The past ten years have shown an increase in our use of social media to keep up to date on instances of intolerance. Essentially making it easier to track racism, sexism or anti-semitism used on social media (Facebook, Twitter, Tumblr, etc.). While technology and social media have begun to consume our lives about every day tasks or politics, they are also making it easier to voice opinions and propel prejudiced views.
The print project will narrow into instances of anti-semitism that have been collected from social media sites. I will use the tool, Vouyant Tools, to help track buzzwords linked to anti-semitism. This will help to group together instances that include Trump and the Holocaust in one particular event. Another example will show how many times the phrase ‘Jewish/Jews’ shows up in political talk.
The print project will also include background information on tracking intolerance online. These situations can include where people have participated in intolerances via Facebook or Twitter, or intolerances that are projected via online news outlets. Such instances include the tracking of racism on social media. The twitter project, which was conducted in Canada, followed a series of racist tweets over a 3 month period by using certain terms and hashtags. The use of social media sites, such as Twitter, have been able to trace targeted comments displaying instances of sexism, racism and anti-semitism. Background information of this project will look at the trends of what is now being termed as “Cyber Racism” as defined in Jessie Daniels’ work. This relatively new historiography is looking at how intolerance and prejudice finds a new home in cyber-spaces. For this project, most of the “cyber racism” will be looking specifically at anti-semitism. We have seen a spike of prejudice in recent politics and buzzwords, like ‘anti-semitism, racism, Charlottesville, Trump’ will help to link how prevalent intolerance is being spread through a faster form of communication.

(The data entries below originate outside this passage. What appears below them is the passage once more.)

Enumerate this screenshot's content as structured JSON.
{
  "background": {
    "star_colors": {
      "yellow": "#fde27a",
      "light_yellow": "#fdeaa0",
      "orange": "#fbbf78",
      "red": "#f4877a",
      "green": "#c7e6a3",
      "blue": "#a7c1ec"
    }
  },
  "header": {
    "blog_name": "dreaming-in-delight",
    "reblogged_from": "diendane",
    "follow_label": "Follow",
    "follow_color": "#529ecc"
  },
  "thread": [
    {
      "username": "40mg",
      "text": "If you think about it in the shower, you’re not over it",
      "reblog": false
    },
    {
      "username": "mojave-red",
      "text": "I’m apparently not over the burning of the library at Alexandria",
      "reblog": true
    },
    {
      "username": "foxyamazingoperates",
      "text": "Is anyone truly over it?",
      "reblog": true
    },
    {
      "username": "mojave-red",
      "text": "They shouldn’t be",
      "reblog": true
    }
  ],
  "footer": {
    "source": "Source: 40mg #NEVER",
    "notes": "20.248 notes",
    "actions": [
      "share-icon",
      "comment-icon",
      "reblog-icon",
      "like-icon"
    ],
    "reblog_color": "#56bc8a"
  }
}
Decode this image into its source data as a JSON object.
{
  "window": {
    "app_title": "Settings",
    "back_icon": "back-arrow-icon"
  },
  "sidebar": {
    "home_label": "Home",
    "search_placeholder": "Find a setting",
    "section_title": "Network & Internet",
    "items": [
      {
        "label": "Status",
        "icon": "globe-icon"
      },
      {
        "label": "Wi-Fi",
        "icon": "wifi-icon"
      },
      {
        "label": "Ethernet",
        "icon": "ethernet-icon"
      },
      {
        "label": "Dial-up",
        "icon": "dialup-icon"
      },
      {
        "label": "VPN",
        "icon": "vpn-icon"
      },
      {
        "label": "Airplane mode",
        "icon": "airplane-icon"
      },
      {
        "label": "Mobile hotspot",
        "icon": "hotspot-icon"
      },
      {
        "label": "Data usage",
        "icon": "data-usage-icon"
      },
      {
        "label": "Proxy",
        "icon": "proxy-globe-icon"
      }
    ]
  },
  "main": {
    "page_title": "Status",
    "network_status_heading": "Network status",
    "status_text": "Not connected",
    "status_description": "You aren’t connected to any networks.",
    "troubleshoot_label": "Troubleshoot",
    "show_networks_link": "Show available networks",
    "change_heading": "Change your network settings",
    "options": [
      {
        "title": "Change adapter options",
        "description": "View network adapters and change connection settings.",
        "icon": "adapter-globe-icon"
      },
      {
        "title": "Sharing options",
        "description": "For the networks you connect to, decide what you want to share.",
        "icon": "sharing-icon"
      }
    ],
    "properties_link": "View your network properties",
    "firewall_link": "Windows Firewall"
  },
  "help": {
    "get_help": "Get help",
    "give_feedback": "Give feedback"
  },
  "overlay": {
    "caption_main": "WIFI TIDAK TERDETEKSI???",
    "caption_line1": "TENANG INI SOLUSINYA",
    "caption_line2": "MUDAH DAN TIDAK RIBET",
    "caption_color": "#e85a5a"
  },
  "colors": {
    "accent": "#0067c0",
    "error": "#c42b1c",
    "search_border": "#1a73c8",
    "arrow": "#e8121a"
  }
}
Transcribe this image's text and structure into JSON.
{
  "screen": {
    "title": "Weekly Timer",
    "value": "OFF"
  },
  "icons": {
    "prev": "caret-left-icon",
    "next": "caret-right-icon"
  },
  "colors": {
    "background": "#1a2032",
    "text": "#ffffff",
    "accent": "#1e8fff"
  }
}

Within in the print project I would like to include a mapping component. This will be shown on geographic categories, split regionally in the United States. The mapping of each region will have corresponding tags of what each incident is organized under. This will demonstrate to readers where incidents related to the Trump administration have surfaced or where incidents have occurred on university campuses. The project will also pull from primary sources of anti-semitism during the most well-known anti-semitic event, the build-up to and the Holocaust.
This project will nicely combine a new historiography of cyber racism but centered around instances of anti-semitism.
 “The Twitter Racism Project” Published 2012. Accessed February 12th, 2018 https://www.twitterracism.com
 Jessie Daniels, Cyber Racism: White Supremacy Online and the New Attack on Civil Rights. Rowman & Littlefield Publishers. 2009.
Southern Poverty Law Center. Accessed February 13th, 2018. https://www.splcenter.org/hate-map (this was not cited in my post but I feel that it’s important to have here)
One Reply to “Print Proposal-Tracking Anti-semitism in Cyber Spaces”
This is a great area to be thinking about for a study. The way the web and social media function as tools for hate groups remains significantly understudied. My biggest initial comment is that it would be important to get into the ways that this study engages with notions of the past, memory and history. I think that is going to be evident throughout the space, but just being explicit about that is important. What makes this a digital history project is that you would focus in some way on how notions of the past play out in these discourses.
There are some substantive challenges for doing this kind of work in terms of 1) how to get the data and 2) how to work with and analyze it.
Specifically, collecting social media data is challenging, it generally becomes inaccessible rather quickly and you need to use specific tools to be able to get at the data. For context Documenting the Now is building tools for this kind of work http://www.docnow.io/ and Social Feed Manager is another one https://gwu-libraries.github.io/sfm-ui/
A related challenge in this area, is that you can very rapidly get massive amounts of social media data from these sources. At that point, it becomes challenging to parse that data and make sense of it.
With all of that noted, I think there are likely ways that you could do this work without trying to do massive computational approaches. That is, if you wanted to instead focus on more close reading approaches to parse the ways that anti-semitism works online I think you are likely to find all kinds of interesting insights. In that vein, I think a lot of the methods and approaches that Jessie Daniels uses to analyze sites are likely to be of use for you if you think about going forward with this project.